Definitely. Definitely. He’s working on his solo project and I’m doing this solo project because we’ve been together as a unit for so long, since we were kids. As you grow into being men, sometimes your lives go in different directions and you have different things to talk about and different things to say. I can’t rap about being on the corner and drinking 40s with a brown paper bag with crack in it because I don’t do that no more and the fans can tell when you’re lying, man. Sometimes people will put albums out and they won’t understand why they didn’t sell or why this guy isn’t popular when the music is good and that’s because the fans can tell when it’s authentic. I really believe that. My life went in a different direction and his life went in a different direction. He’s a really great musician and he learned how to play the guitar. I went out and did pimping and he’s making a real lyrical album and we’re going to come back together as soon as we put these out and do a Ranjahz album with both perspectives.
What are you best memories from the Rocafella days?
Best memories? Man! There’s so many good memories. There’s so many good memories from when it first started. I really feel like we had the illest team. If we could have kept it together in that way with Bleek, Sauce Money, Da Ranjahz, Beanie Sigel and Jay…I just feel like that was an unstoppable force right there if we could have kept it together. Those days are nostalgic for me, man. I got problems with nobody and I never made any diss records. That’s another way pimpin’ saved my life. I feel like dudes do diss records when they’re financially not doing well so they’re sitting in their mama’s house or their man’s house stewing. I was never financially in a position to have to worry about what the next nigga was doing and to be anything but happy for him. I got a lot of love for all those cats like Jaz-O. Man, my happy days was D&D studios and Jay working on the joint with Primo and playing cee-lo and Smif-N-Wesson were in the other room. Shit like that, that’s the great memories, man, the days of the grind and the chitlin circuit and eating White Castle on the way and us driving our own cars to the show with no tour bus but just driving down to support Hov and to be a part of his movement. Those were some of the best days of Rocafella and all the tours and all of that, that was great but those days right there, man.
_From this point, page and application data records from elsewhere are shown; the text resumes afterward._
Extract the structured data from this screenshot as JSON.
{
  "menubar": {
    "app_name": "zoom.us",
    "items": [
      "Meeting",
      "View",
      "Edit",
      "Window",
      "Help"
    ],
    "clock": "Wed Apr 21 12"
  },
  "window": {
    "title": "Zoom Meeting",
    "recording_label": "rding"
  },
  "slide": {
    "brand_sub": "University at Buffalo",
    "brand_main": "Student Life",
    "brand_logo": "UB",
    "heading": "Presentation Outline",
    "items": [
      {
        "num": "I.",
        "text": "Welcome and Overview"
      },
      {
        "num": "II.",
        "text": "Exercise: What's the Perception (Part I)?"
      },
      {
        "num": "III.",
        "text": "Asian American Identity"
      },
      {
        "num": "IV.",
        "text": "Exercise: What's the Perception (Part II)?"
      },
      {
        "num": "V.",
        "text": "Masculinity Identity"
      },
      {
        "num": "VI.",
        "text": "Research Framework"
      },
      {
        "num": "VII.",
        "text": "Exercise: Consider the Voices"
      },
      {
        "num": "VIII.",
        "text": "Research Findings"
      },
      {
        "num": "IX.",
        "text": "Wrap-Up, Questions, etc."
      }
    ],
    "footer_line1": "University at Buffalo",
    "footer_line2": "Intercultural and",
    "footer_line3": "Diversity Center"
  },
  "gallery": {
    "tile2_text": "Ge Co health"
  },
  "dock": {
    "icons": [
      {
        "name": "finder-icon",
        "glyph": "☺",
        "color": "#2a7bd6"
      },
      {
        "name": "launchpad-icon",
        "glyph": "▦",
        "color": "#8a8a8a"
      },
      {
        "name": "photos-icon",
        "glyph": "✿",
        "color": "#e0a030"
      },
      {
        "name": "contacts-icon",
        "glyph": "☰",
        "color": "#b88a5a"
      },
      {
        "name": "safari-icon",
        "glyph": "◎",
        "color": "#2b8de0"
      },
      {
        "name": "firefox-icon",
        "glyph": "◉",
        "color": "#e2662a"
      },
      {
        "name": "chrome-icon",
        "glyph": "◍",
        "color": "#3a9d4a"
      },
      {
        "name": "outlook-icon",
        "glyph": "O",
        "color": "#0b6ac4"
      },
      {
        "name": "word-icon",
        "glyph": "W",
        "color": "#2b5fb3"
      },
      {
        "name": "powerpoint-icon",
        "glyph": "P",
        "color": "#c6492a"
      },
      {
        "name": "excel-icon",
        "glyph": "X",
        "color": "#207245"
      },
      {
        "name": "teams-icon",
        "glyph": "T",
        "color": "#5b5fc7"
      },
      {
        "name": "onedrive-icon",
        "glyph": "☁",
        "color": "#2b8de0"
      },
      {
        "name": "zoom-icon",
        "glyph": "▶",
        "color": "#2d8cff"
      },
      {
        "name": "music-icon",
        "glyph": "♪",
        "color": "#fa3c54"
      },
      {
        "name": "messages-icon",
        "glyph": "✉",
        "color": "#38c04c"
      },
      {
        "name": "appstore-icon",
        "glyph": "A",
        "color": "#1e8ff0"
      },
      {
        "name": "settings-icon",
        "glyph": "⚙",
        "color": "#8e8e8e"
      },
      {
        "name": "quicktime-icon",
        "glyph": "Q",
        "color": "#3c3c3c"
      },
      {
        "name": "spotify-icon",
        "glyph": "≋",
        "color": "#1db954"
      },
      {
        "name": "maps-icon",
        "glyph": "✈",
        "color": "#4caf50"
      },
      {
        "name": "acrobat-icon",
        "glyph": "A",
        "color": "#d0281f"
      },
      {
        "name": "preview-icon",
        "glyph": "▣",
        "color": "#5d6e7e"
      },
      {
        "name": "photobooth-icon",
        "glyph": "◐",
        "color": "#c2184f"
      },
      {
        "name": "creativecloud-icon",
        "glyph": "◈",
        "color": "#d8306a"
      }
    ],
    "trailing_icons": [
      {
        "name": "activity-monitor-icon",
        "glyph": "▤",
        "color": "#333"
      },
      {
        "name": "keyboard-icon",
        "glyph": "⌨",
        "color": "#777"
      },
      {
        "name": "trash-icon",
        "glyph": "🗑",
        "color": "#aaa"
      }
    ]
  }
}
Do you think you could have done anything differently back then to have a better outcome?
Of course. Responsibilities for why things didn’t go a different way landed on both sides of the table and as a man, I look back on it and what I would have done different was I would have already been pimping because then I would have been able to make decisions not from a financial aspect because you’re young, you’re fancy and you want a fly ride and jewels and you want it now. Had I been in a different situation and had I already had other things going on, maybe I could have been in a position to start my own label and finance it and have Jay back me. There are certain things I could have did. When he put us on “If I Should Die” we could have done more as artists and flooded the mixtape scene more. The mixtapes were big back then but you usually only had one or two songs on the mixtapes. I would have done that differently and there are a couple of things that happened behind the scenes that could have been dealt with different too.
Do you feel like fans are always going to have questions about your Rocafella days or do you think you can get past that?
I think real, real, real, real, real grassroots hip-hop heads are always going to connect me to that but I feel like there’s a genre of fans that don’t care about that right now. If you have a record that’s spinning 4,000 times a week, all they’re going to care about is what the next move is from the pimp. And it’s just a great story. Who’s got a story like this to tell?